From left, Scott Asheton, Iggy Pop, Ron Asheton, Mike Watt (foreground) and Steve Mackay in 2007.
Iggy Pop contributed vocals as ‘Ypsi Jim’ in ‘The Prisoner’, a track from your 2011 album Sometimes Like This I Talk. How was the experience of working with him different from, say, in 1970’s Fun House as well as when you rejoined The Stooges in 2003?
When Iggy found out I was putting together an album of my studio sessions, he graciously volunteered to sing a song on it! ‘The Prisoner’ was from a 2006 session with Radon associate Koonda Holaa, a brilliant singer/songwriter/producer /engineer, originally from the Czech Republic but now of the US. Thanks to modern technology, he was able to send the tracks to Iggy who recorded his vocal at his hometown studio in Florida between Stooges tours.
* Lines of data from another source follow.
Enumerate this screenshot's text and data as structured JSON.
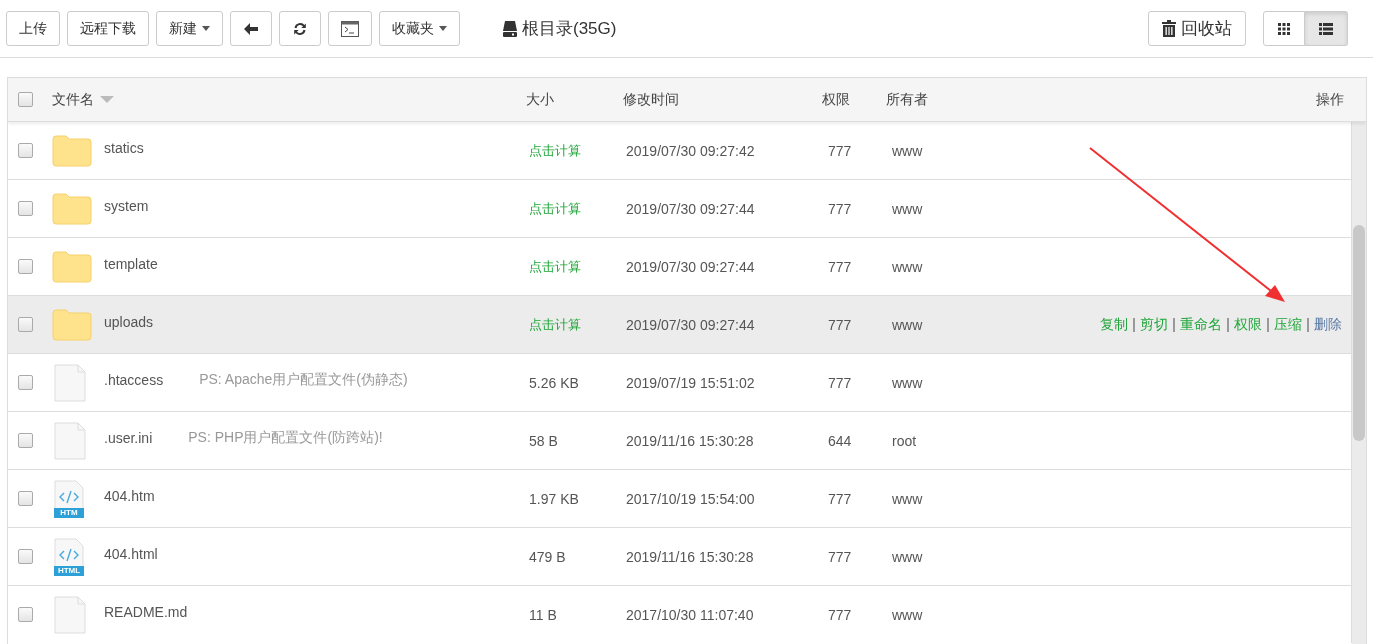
{
  "toolbar": {
    "buttons": [
      {
        "label": "上传",
        "kind": "text"
      },
      {
        "label": "远程下载",
        "kind": "text"
      },
      {
        "label": "新建",
        "kind": "dropdown"
      },
      {
        "kind": "back"
      },
      {
        "kind": "refresh"
      },
      {
        "kind": "terminal"
      },
      {
        "label": "收藏夹",
        "kind": "dropdown"
      }
    ],
    "path": "根目录(35G)",
    "recycle": "回收站",
    "views": [
      {
        "kind": "grid",
        "selected": false
      },
      {
        "kind": "list",
        "selected": true
      }
    ]
  },
  "table": {
    "select_all": {
      "checked": false
    },
    "columns": [
      "文件名",
      "大小",
      "修改时间",
      "权限",
      "所有者",
      "操作"
    ],
    "rows": [
      {
        "kind": "folder",
        "name": "statics",
        "size": "点击计算",
        "modified": "2019/07/30 09:27:42",
        "permission": "777",
        "owner": "www",
        "checked": false,
        "hovered": false
      },
      {
        "kind": "folder",
        "name": "system",
        "size": "点击计算",
        "modified": "2019/07/30 09:27:44",
        "permission": "777",
        "owner": "www",
        "checked": false,
        "hovered": false
      },
      {
        "kind": "folder",
        "name": "template",
        "size": "点击计算",
        "modified": "2019/07/30 09:27:44",
        "permission": "777",
        "owner": "www",
        "checked": false,
        "hovered": false
      },
      {
        "kind": "folder",
        "name": "uploads",
        "size": "点击计算",
        "modified": "2019/07/30 09:27:44",
        "permission": "777",
        "owner": "www",
        "checked": false,
        "hovered": true,
        "actions": [
          {
            "label": "复制",
            "kind": "normal"
          },
          {
            "label": "剪切",
            "kind": "normal"
          },
          {
            "label": "重命名",
            "kind": "normal"
          },
          {
            "label": "权限",
            "kind": "normal"
          },
          {
            "label": "压缩",
            "kind": "normal"
          },
          {
            "label": "删除",
            "kind": "delete"
          }
        ]
      },
      {
        "kind": "file",
        "name": ".htaccess",
        "note": "PS: Apache用户配置文件(伪静态)",
        "size": "5.26 KB",
        "modified": "2019/07/19 15:51:02",
        "permission": "777",
        "owner": "www",
        "checked": false,
        "hovered": false
      },
      {
        "kind": "file",
        "name": ".user.ini",
        "note": "PS: PHP用户配置文件(防跨站)!",
        "size": "58 B",
        "modified": "2019/11/16 15:30:28",
        "permission": "644",
        "owner": "root",
        "checked": false,
        "hovered": false
      },
      {
        "kind": "html",
        "icon_label": "HTM",
        "name": "404.htm",
        "size": "1.97 KB",
        "modified": "2017/10/19 15:54:00",
        "permission": "777",
        "owner": "www",
        "checked": false,
        "hovered": false
      },
      {
        "kind": "html",
        "icon_label": "HTML",
        "name": "404.html",
        "size": "479 B",
        "modified": "2019/11/16 15:30:28",
        "permission": "777",
        "owner": "www",
        "checked": false,
        "hovered": false
      },
      {
        "kind": "file",
        "name": "README.md",
        "size": "11 B",
        "modified": "2017/10/30 11:07:40",
        "permission": "777",
        "owner": "www",
        "checked": false,
        "hovered": false
      }
    ]
  }
}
He gave us permission to freely use his name but we decided to keep a bit of mystery and call him ‘Ypsi Jim’, since he is really James Osterberg of Ypsilanti, Michigan. Perhaps this was a bit too clever as many reviewers failed to recognize his voice! This will be remedied soon, as the song will be included on a souvenir CD for the Jue Festival.
The original recording of Fun House the album, was done mostly live in the Elektra studio, including my saxophone parts, although I did do an overdub session for ‘1970’ and both tracks can be heard together at the end of that cut.
Working with different musicians can be both challenging and inspiring. How do you choose who you want to work with?
A lot of the time the musicians choose me, as did expatriate NYC rocker Sonny Vincent for a recent recording project I just did in Belgium, or Jarvis Cocker of Britain's Pulp who summoned me to Chicago for a track on his solo album project a couple of years ago. I have also recently done sessions in Washington, DC and Memphis: punk rock, pop, noise, jazz - I enjoy the variety!
Freestyle instrumentalists in general are known for pushing melodicism beyond its limits, and it could go wrong - can you think of a particular performance where something went ‘wrong’, and how you may have tried to remedy that with the next performance?
In what you call Freestyle music, there really are no wrong notes or if I think I hit something discordant I might just repeat it until it sounds intentional!
I was told you will be jamming with a few of Beijing’s improv musicians this time. Do you personally know the Nojiji collective? Are you familiar music scene in Beijing or China in general?
I really am not familiar at all with the Chinese music scene these days or with anything but what I have heard of some traditional music on recordings or the streets of Chinatown in San Francisco, but am looking forward to jamming with Nojiji collective. I am sure my musical partner Mr Nydegger has chosen my collaborators well!
Is there anybody that you haven't yet collaborated with that you'd like to work with?
I was supposed to play with Marshall Allen, saxophonist/leader of the Sun Ra Arkestra last year in Iceland but that didn't happen although I was honored to be considered and hope to play with him soon!